§ About this task:
Copy out the entries that follow. Leave none out.
*** Source material ***
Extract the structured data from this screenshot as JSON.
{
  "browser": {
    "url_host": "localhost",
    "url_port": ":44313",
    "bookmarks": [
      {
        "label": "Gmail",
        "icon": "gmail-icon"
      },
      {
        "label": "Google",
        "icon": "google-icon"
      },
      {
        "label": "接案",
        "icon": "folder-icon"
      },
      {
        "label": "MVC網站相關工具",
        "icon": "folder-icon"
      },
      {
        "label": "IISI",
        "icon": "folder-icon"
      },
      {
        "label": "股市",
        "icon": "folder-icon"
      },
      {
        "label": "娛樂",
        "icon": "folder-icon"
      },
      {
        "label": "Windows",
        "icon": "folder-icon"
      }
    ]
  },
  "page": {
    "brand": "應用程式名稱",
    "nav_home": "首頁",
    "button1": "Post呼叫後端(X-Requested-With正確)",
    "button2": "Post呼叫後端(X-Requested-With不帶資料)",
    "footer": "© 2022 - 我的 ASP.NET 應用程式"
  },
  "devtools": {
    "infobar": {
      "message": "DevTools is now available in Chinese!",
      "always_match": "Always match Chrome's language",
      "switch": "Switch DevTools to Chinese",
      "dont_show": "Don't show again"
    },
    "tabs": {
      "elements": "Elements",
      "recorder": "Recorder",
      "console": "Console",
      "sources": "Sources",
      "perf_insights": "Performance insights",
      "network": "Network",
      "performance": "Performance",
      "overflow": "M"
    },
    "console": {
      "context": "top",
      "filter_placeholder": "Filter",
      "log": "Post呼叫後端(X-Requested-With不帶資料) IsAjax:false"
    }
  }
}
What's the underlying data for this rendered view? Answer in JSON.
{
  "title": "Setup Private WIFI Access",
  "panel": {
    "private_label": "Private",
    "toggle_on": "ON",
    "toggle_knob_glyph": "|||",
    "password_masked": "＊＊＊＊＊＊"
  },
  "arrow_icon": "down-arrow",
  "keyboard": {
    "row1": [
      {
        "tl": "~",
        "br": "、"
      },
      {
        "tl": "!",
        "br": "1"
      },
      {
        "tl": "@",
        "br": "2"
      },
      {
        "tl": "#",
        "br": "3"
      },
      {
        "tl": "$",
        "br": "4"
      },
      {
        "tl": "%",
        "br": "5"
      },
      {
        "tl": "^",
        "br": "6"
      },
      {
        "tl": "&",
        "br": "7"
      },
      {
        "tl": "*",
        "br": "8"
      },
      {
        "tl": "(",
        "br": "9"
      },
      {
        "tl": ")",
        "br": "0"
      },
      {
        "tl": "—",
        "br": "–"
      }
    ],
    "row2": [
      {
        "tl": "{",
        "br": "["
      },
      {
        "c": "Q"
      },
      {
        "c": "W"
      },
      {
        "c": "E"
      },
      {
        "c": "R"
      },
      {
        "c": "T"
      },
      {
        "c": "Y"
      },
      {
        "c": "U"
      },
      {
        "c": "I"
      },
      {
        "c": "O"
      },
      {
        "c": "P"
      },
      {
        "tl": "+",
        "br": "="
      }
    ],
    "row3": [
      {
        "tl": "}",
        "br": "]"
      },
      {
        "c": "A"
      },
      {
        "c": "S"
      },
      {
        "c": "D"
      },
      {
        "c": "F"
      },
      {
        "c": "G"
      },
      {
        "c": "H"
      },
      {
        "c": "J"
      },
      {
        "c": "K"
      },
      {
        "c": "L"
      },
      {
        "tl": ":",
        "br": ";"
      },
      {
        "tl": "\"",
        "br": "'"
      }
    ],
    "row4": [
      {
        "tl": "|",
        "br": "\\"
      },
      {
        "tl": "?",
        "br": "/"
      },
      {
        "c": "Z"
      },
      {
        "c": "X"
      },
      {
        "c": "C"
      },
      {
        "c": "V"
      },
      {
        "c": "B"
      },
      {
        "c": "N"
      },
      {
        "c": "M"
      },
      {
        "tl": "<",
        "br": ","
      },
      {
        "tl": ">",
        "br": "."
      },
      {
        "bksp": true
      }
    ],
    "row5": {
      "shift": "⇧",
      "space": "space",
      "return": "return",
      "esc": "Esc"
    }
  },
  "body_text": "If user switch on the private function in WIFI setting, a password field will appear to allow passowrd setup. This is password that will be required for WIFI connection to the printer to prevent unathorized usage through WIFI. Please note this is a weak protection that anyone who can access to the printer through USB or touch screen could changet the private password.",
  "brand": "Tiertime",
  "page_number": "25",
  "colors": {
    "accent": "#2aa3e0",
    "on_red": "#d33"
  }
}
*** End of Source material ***
§ Answer for this exercise:
Extract the structured data from this screenshot as JSON.
{
  "browser": {
    "url_host": "localhost",
    "url_port": ":44313",
    "bookmarks": [
      {
        "label": "Gmail",
        "icon": "gmail-icon"
      },
      {
        "label": "Google",
        "icon": "google-icon"
      },
      {
        "label": "接案",
        "icon": "folder-icon"
      },
      {
        "label": "MVC網站相關工具",
        "icon": "folder-icon"
      },
      {
        "label": "IISI",
        "icon": "folder-icon"
      },
      {
        "label": "股市",
        "icon": "folder-icon"
      },
      {
        "label": "娛樂",
        "icon": "folder-icon"
      },
      {
        "label": "Windows",
        "icon": "folder-icon"
      }
    ]
  },
  "page": {
    "brand": "應用程式名稱",
    "nav_home": "首頁",
    "button1": "Post呼叫後端(X-Requested-With正確)",
    "button2": "Post呼叫後端(X-Requested-With不帶資料)",
    "footer": "© 2022 - 我的 ASP.NET 應用程式"
  },
  "devtools": {
    "infobar": {
      "message": "DevTools is now available in Chinese!",
      "always_match": "Always match Chrome's language",
      "switch": "Switch DevTools to Chinese",
      "dont_show": "Don't show again"
    },
    "tabs": {
      "elements": "Elements",
      "recorder": "Recorder",
      "console": "Console",
      "sources": "Sources",
      "perf_insights": "Performance insights",
      "network": "Network",
      "performance": "Performance",
      "overflow": "M"
    },
    "console": {
      "context": "top",
      "filter_placeholder": "Filter",
      "log": "Post呼叫後端(X-Requested-With不帶資料) IsAjax:false"
    }
  }
}
What's the underlying data for this rendered view? Answer in JSON.
{
  "title": "Setup Private WIFI Access",
  "panel": {
    "private_label": "Private",
    "toggle_on": "ON",
    "toggle_knob_glyph": "|||",
    "password_masked": "＊＊＊＊＊＊"
  },
  "arrow_icon": "down-arrow",
  "keyboard": {
    "row1": [
      {
        "tl": "~",
        "br": "、"
      },
      {
        "tl": "!",
        "br": "1"
      },
      {
        "tl": "@",
        "br": "2"
      },
      {
        "tl": "#",
        "br": "3"
      },
      {
        "tl": "$",
        "br": "4"
      },
      {
        "tl": "%",
        "br": "5"
      },
      {
        "tl": "^",
        "br": "6"
      },
      {
        "tl": "&",
        "br": "7"
      },
      {
        "tl": "*",
        "br": "8"
      },
      {
        "tl": "(",
        "br": "9"
      },
      {
        "tl": ")",
        "br": "0"
      },
      {
        "tl": "—",
        "br": "–"
      }
    ],
    "row2": [
      {
        "tl": "{",
        "br": "["
      },
      {
        "c": "Q"
      },
      {
        "c": "W"
      },
      {
        "c": "E"
      },
      {
        "c": "R"
      },
      {
        "c": "T"
      },
      {
        "c": "Y"
      },
      {
        "c": "U"
      },
      {
        "c": "I"
      },
      {
        "c": "O"
      },
      {
        "c": "P"
      },
      {
        "tl": "+",
        "br": "="
      }
    ],
    "row3": [
      {
        "tl": "}",
        "br": "]"
      },
      {
        "c": "A"
      },
      {
        "c": "S"
      },
      {
        "c": "D"
      },
      {
        "c": "F"
      },
      {
        "c": "G"
      },
      {
        "c": "H"
      },
      {
        "c": "J"
      },
      {
        "c": "K"
      },
      {
        "c": "L"
      },
      {
        "tl": ":",
        "br": ";"
      },
      {
        "tl": "\"",
        "br": "'"
      }
    ],
    "row4": [
      {
        "tl": "|",
        "br": "\\"
      },
      {
        "tl": "?",
        "br": "/"
      },
      {
        "c": "Z"
      },
      {
        "c": "X"
      },
      {
        "c": "C"
      },
      {
        "c": "V"
      },
      {
        "c": "B"
      },
      {
        "c": "N"
      },
      {
        "c": "M"
      },
      {
        "tl": "<",
        "br": ","
      },
      {
        "tl": ">",
        "br": "."
      },
      {
        "bksp": true
      }
    ],
    "row5": {
      "shift": "⇧",
      "space": "space",
      "return": "return",
      "esc": "Esc"
    }
  },
  "body_text": "If user switch on the private function in WIFI setting, a password field will appear to allow passowrd setup. This is password that will be required for WIFI connection to the printer to prevent unathorized usage through WIFI. Please note this is a weak protection that anyone who can access to the printer through USB or touch screen could changet the private password.",
  "brand": "Tiertime",
  "page_number": "25",
  "colors": {
    "accent": "#2aa3e0",
    "on_red": "#d33"
  }
}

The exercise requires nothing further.